The Hopkinton, Mass.-based firm generated total revenues of $34 million for the three-month period ended Sept. 30, compared to revenues of $36.7 million for the third quarter of 2007. Caliper’s product revenue increased to $20 million from $18.5 million, and service revenue rose slightly to $10.6 million from $10.2 million.
Caliper’s license fees and contract revenues dropped to $3.5 million from $8 million — a decline that the firm had previously predicted. “As we discussed a year and a half ago, we expected that in 2008 that the licensing revenue for microfluidics would come to an end,” Caliper President and CEO Kevin Hrusovsky said during the firm’s conference call last night.
Caliper’s net loss more than doubled year over year to $5.4 million, or $.11 per share, from $2.4 million, or $.05 per share.
Its R&D costs decreased 12 percent to $5 million from $5.7 million, while its SG&A spending fell 23 percent to $10.3 million from $13.4 million.
Caliper also said that it completed the previously announced sale of its pharmaceutical development and quality analysis product line to Sotax for $15.8 million. It also announced that it sold its AutoTrace water testing sample prep product line to Dionex for around $5 million.
“Caliper’s strategic transformation to higher growth, higher profit product lines continues to progress,” Hrusovsky said in a statement. “We have divested two product lines, sharpened our focus, consolidated operations, reduced costs, and strengthened our balance sheet.”
Hrusovsky said during the call that the firm would continue to look to shed non-core businesses, as it focuses on its core imaging, microfluidics, and discovery services businesses.
He said the firm is working on developing a sample prep instrument for next-generation sequencing. “We think this is going to rapidly expand our market,” he said.
Hrusovsky also noted that the firm has “conceptualized a handheld, point-of-care diagnostics instrument. We think it’s game-changing technology, and we have already begun to introduce that to partners.”

He said during the call that Caliper hopes to roll out the sequencing sample prep product in 2010, while the diagnostics instrument is “three to four years out.”

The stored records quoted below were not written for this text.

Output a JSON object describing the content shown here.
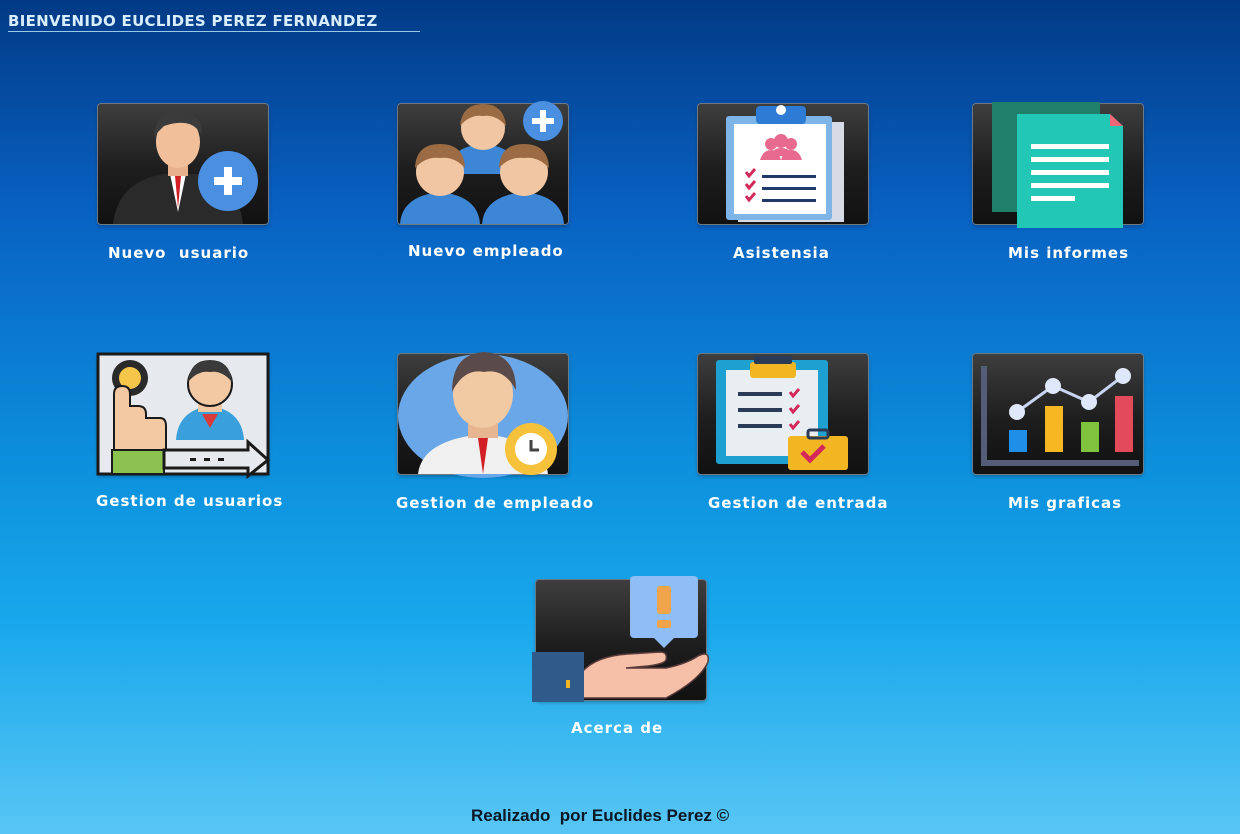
{
  "header": {
    "welcome": "BIENVENIDO EUCLIDES PEREZ FERNANDEZ"
  },
  "menu": {
    "nuevo_usuario": "Nuevo  usuario",
    "nuevo_empleado": "Nuevo empleado",
    "asistensia": "Asistensia",
    "mis_informes": "Mis informes",
    "gestion_usuarios": "Gestion de usuarios",
    "gestion_empleado": "Gestion de empleado",
    "gestion_entrada": "Gestion de entrada",
    "mis_graficas": "Mis graficas",
    "acerca_de": "Acerca de"
  },
  "footer": {
    "credit": "Realizado  por Euclides Perez ©"
  },
  "icons": {
    "nuevo_usuario": "user-add-icon",
    "nuevo_empleado": "employees-add-icon",
    "asistensia": "attendance-clipboard-icon",
    "mis_informes": "documents-icon",
    "gestion_usuarios": "user-management-icon",
    "gestion_empleado": "employee-settings-icon",
    "gestion_entrada": "entry-checklist-icon",
    "mis_graficas": "bar-line-chart-icon",
    "acerca_de": "about-info-icon"
  },
  "colors": {
    "accent_blue": "#4a8fe0",
    "text_white": "#ffffff"
  }
}
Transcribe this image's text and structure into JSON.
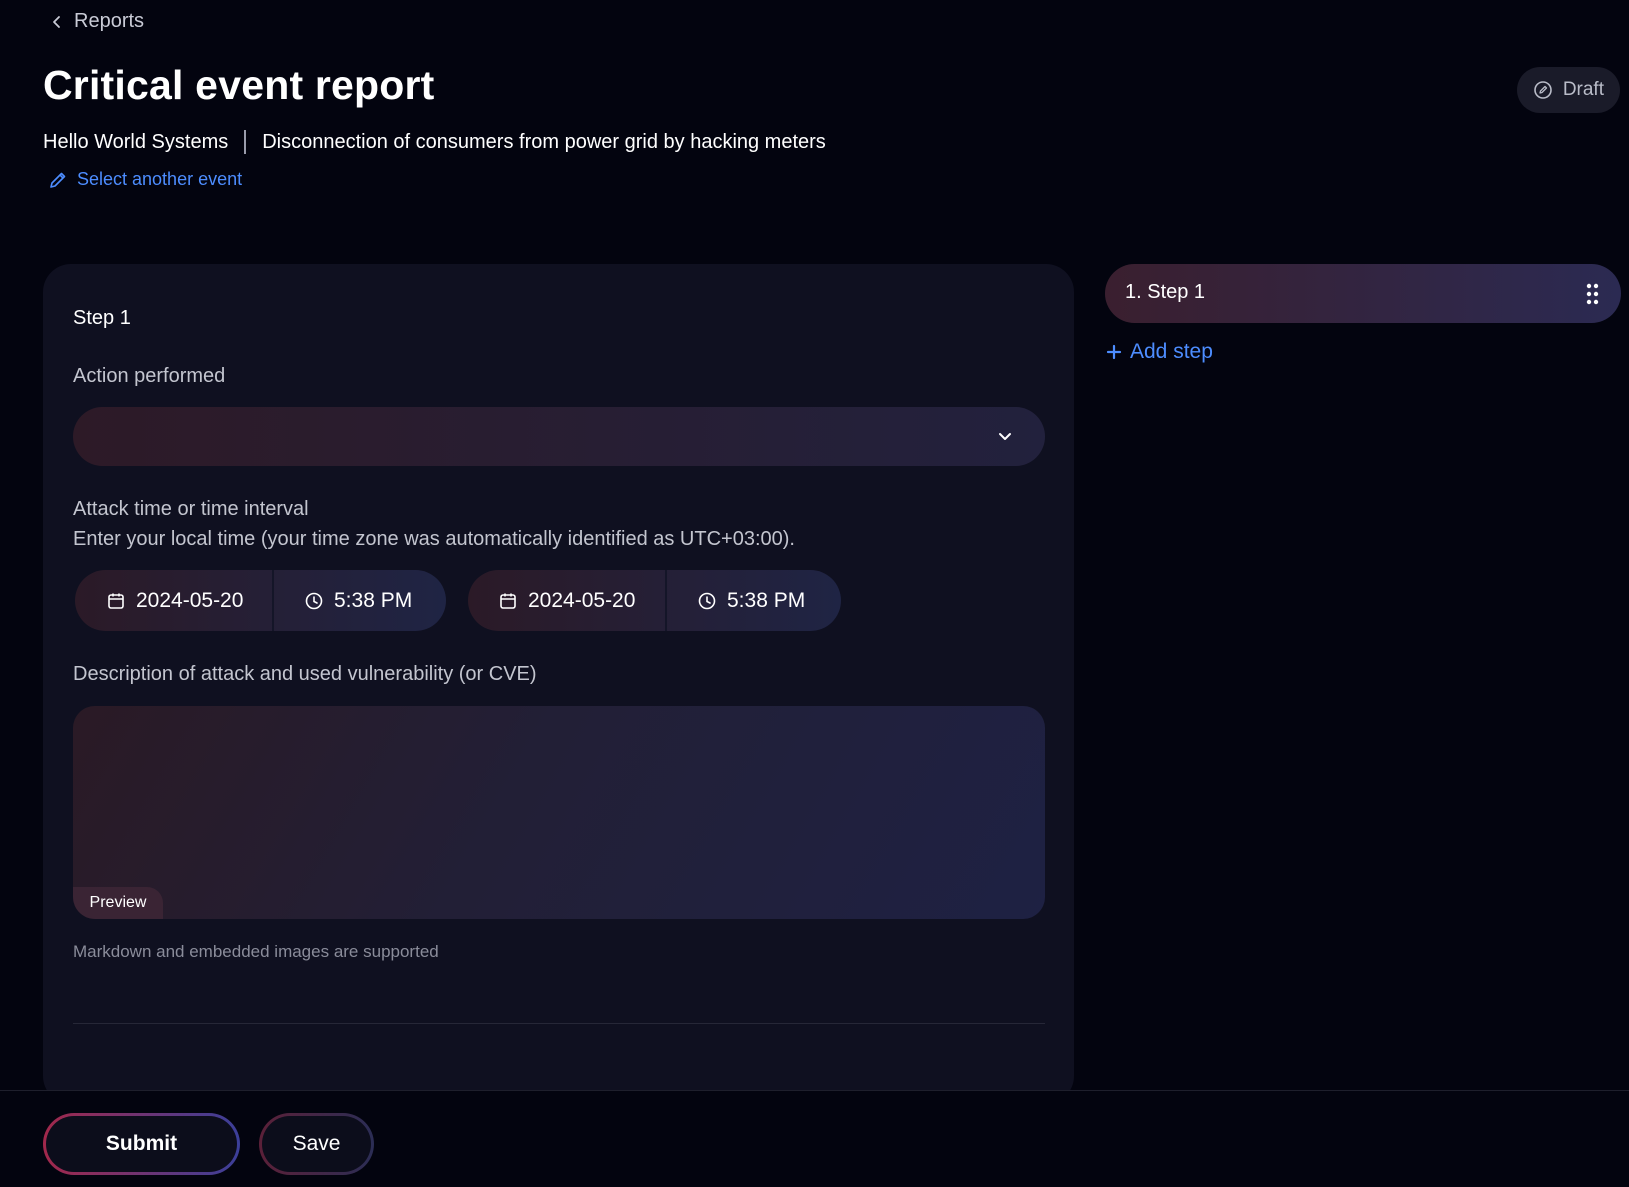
{
  "header": {
    "breadcrumb": "Reports",
    "title": "Critical event report",
    "status": "Draft",
    "organization": "Hello World Systems",
    "event_name": "Disconnection of consumers from power grid by hacking meters",
    "select_event_link": "Select another event"
  },
  "form": {
    "step_title": "Step 1",
    "action_label": "Action performed",
    "action_value": "",
    "time_label": "Attack time or time interval",
    "time_hint": "Enter your local time (your time zone was automatically identified as UTC+03:00).",
    "start": {
      "date": "2024-05-20",
      "time": "5:38 PM"
    },
    "end": {
      "date": "2024-05-20",
      "time": "5:38 PM"
    },
    "description_label": "Description of attack and used vulnerability (or CVE)",
    "preview_tab": "Preview",
    "markdown_hint": "Markdown and embedded images are supported"
  },
  "steps_panel": {
    "steps": [
      {
        "label": "1. Step 1"
      }
    ],
    "add_step": "Add step"
  },
  "footer": {
    "submit_label": "Submit",
    "save_label": "Save"
  },
  "colors": {
    "background": "#03040f",
    "card": "#0f1020",
    "link": "#4d8dff"
  }
}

Caliper finished the quarter with $8.9 million in cash, cash equivalents, and marketable securities. However, Hrusovsky noted during the call that around $18 million was wired into Caliper’s bank account on Thursday for the divested businesses.
Hrusovsky said the firm estimates it will have more than $30 million in cash as of Jan. 1. “We’ve stated unequivocally that we were going try to get through 2008 without needing to go to these troubled and impaired equity markets to raise cash,” he said. “You can see we’ve done this.”
The firm expects to report fourth-quarter revenues of $34 million to $37 million.

The Scan

Self-Reported Hearing Loss in Older Adults Begins Very Early in Life, Study Says

A JAMA Otolaryngology — Head & Neck Surgery study says polygenic risk scores associated with hearing loss in older adults is also associated with hearing decline in younger groups.

Genome-Wide Analysis Sheds Light on Genetics of ADHD

A genome-wide association study meta-analysis of attention-deficit hyperactivity disorder appearing in Nature Genetics links 76 genes to risk of having the disorder.

MicroRNA Cotargeting Linked to Lupus

A mouse-based study appearing in BMC Biology implicates two microRNAs with overlapping target sites in lupus.

Enzyme Involved in Lipid Metabolism Linked to Mutational Signatures

In Nature Genetics, a Wellcome Sanger Institute-led team found that APOBEC1 may contribute to the development of the SBS2 and SBS13 mutational signatures in the small intestine.